Thirty-three percent (14 of 43) of chronic-phase CML patients achieved MR4 (4-log reduction in BCR-ABL transcripts).
The most common non-hematologic treatment-related adverse events in all patients in this trial included rash (42%), arthralgia (20%), increased lipase (20%), fatigue (19%) and dry skin (19%), with the majority of these being grades 1 or 2 in severity. The most common hematologic treatment-related adverse events included thrombocytopenia (34%), neutropenia (14%) and anemia (12%), with thrombocytopenia and neutropenia being primarily grades 3 or 4 in severity.
PACE Trial MMR Rates in Chronic-Phase CML Patients
The ongoing pivotal Phase 2 PACE trial enrolled 449 patients with chronic myeloid leukemia (CML) or Philadelphia-positive acute lymphoblastic leukemia (Ph+ ALL), who are resistant or intolerant to dasatinib or nilotinib or who have the T315I mutation.
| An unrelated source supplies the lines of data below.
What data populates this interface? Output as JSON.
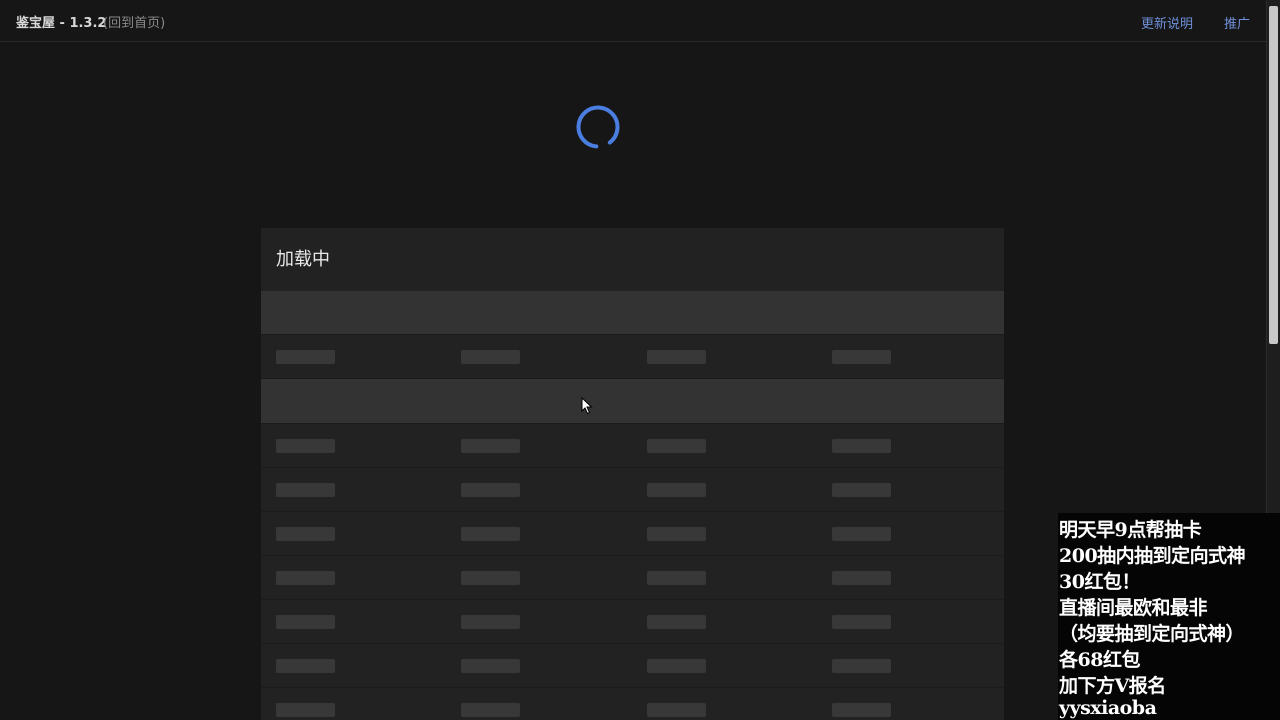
{
  "topbar": {
    "brand": "鉴宝屋 - 1.3.2",
    "home_link": "(回到首页)",
    "nav": [
      {
        "label": "更新说明"
      },
      {
        "label": "推广"
      }
    ]
  },
  "loading": {
    "card_title": "加载中"
  },
  "colors": {
    "accent": "#6f8fd8",
    "spinner": "#4a7ee0",
    "background": "#161616",
    "card": "#222222"
  },
  "overlay": {
    "lines": [
      "明天早9点帮抽卡",
      "200抽内抽到定向式神",
      "30红包！",
      "直播间最欧和最非",
      "（均要抽到定向式神）",
      "各68红包",
      "加下方V报名",
      "yysxiaoba"
    ]
  }
}
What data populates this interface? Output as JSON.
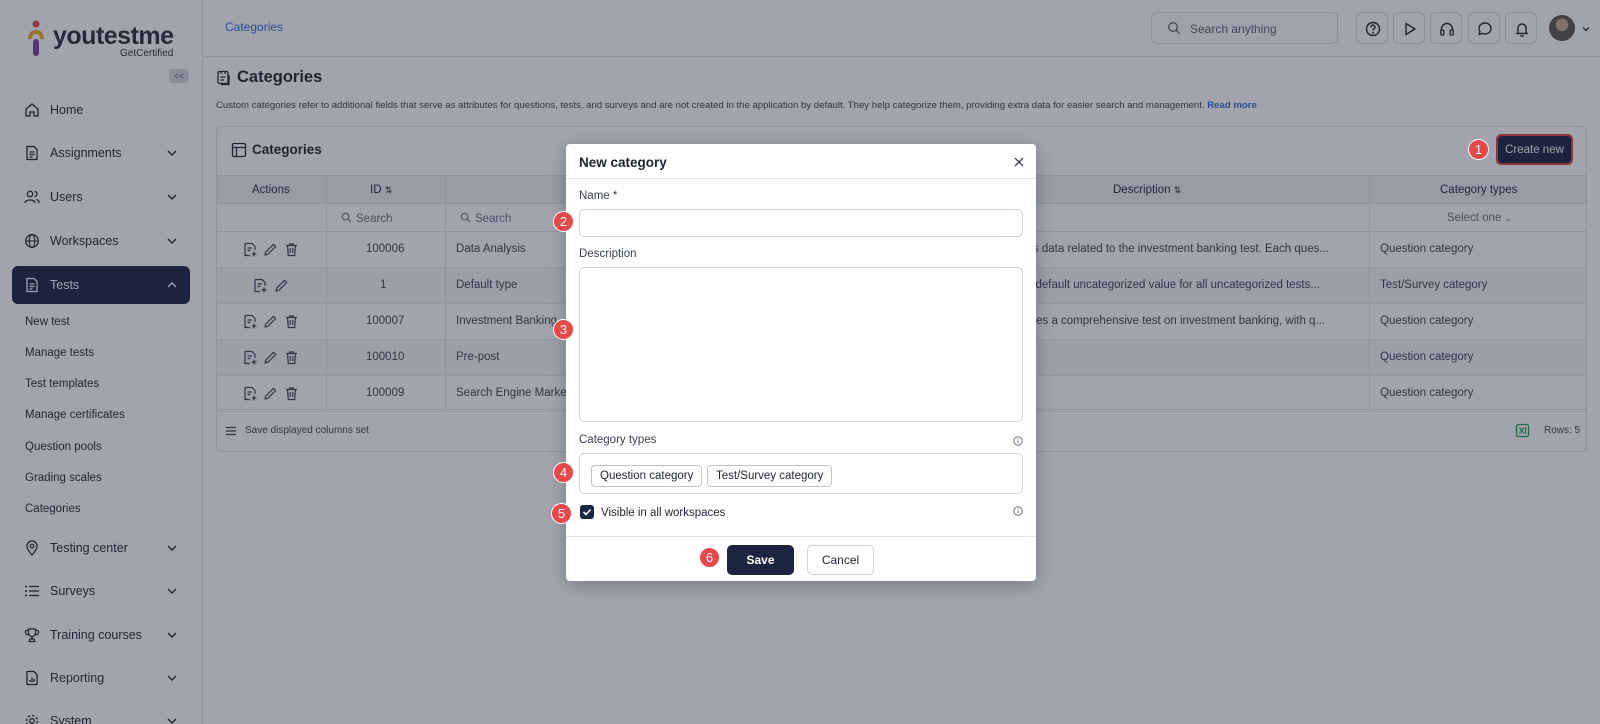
{
  "logo": {
    "name": "youtestme",
    "sub": "GetCertified"
  },
  "sidebar": {
    "collapse_label": "<<",
    "items": [
      {
        "label": "Home",
        "icon": "home-icon"
      },
      {
        "label": "Assignments",
        "icon": "document-icon"
      },
      {
        "label": "Users",
        "icon": "users-icon"
      },
      {
        "label": "Workspaces",
        "icon": "globe-icon"
      },
      {
        "label": "Tests",
        "icon": "test-icon"
      },
      {
        "label": "Testing center",
        "icon": "location-icon"
      },
      {
        "label": "Surveys",
        "icon": "list-icon"
      },
      {
        "label": "Training courses",
        "icon": "trophy-icon"
      },
      {
        "label": "Reporting",
        "icon": "report-icon"
      },
      {
        "label": "System",
        "icon": "gear-icon"
      }
    ],
    "tests_sub": [
      "New test",
      "Manage tests",
      "Test templates",
      "Manage certificates",
      "Question pools",
      "Grading scales",
      "Categories"
    ]
  },
  "topbar": {
    "breadcrumb": "Categories",
    "search_placeholder": "Search anything"
  },
  "page": {
    "title": "Categories",
    "description": "Custom categories refer to additional fields that serve as attributes for questions, tests, and surveys and are not created in the application by default. They help categorize them, providing extra data for easier search and management.",
    "read_more": "Read more"
  },
  "panel": {
    "title": "Categories",
    "create_new": "Create new",
    "columns": {
      "actions": "Actions",
      "id": "ID",
      "description": "Description",
      "types": "Category types"
    },
    "filters": {
      "search": "Search",
      "select_one": "Select one"
    },
    "rows": [
      {
        "id": "100006",
        "name": "Data Analysis",
        "description": "ntains data related to the investment banking test. Each ques...",
        "type": "Question category"
      },
      {
        "id": "1",
        "name": "Default type",
        "description": "tains default uncategorized value for all uncategorized tests...",
        "type": "Test/Survey category"
      },
      {
        "id": "100007",
        "name": "Investment Banking",
        "description": "mprises a comprehensive test on investment banking, with q...",
        "type": "Question category"
      },
      {
        "id": "100010",
        "name": "Pre-post",
        "description": "",
        "type": "Question category"
      },
      {
        "id": "100009",
        "name": "Search Engine Marke",
        "description": "",
        "type": "Question category"
      }
    ],
    "footer_save": "Save displayed columns set",
    "rows_count": "Rows: 5"
  },
  "modal": {
    "title": "New category",
    "name_label": "Name *",
    "name_value": "",
    "description_label": "Description",
    "description_value": "",
    "category_types_label": "Category types",
    "category_types": [
      "Question category",
      "Test/Survey category"
    ],
    "visible_label": "Visible in all workspaces",
    "save": "Save",
    "cancel": "Cancel"
  },
  "steps": [
    "1",
    "2",
    "3",
    "4",
    "5",
    "6"
  ],
  "colors": {
    "primary": "#1b2440",
    "accent_link": "#2f6bd8",
    "badge": "#e8484a"
  }
}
With a median follow up of 15 months, 34 percent (91 of 267) of chronic-phase CML patients achieved MMR; the reported prior MMR rate to their most recent TKI was three percent.
Fifteen percent (39 of 267) of patients achieved a 4.5-log reduction of BCR-ABL transcripts (MR4.5).
Fifty-three percent (10 of 19) of chronic-phase patients who failed only one prior approved TKI achieved MMR with ponatinib.
The median time to MMR among responders was 6 months. MMR was durable with 81 percent of patients estimated to remain in MMR at 12 months (by Kaplan-Meier analysis). Median duration of MMR among chronic-phase CML patients has not yet been reached.
The most common non-hematologic treatment-emergent adverse events in all patients in the PACE trial included rash (38%), abdominal pain (38%), headache (35%), dry skin (35%), and constipation (34%), with the majority of these being grades 1 or 2 in severity.
The most common hematologic treatment-emergent adverse events were thrombocytopenia (42%), neutropenia (24%), and anemia (20%), which were primarily grades 3 or 4 in severity.
Pancreatitis and pneumonia were the most common non-hematologic treatment-emergent serious adverse events (5% each), followed by abdominal pain (4%), myocardial infarction (3%), congestive heart failure (3%), atrial fibrillation (3%), and pyrexia (3%). The most common hematologic serious adverse events were anemia, febrile neutropenia, and thrombocytopenia (3% each).
Internally discovered at ARIAD, ponatinib is an investigational BCR-ABL inhibitor that also selectively inhibits certain other tyrosine kinases in preclinical studies, including FLT3, RET, KIT, and the members of the FGFR, PDGFR and VEGFR families of kinases.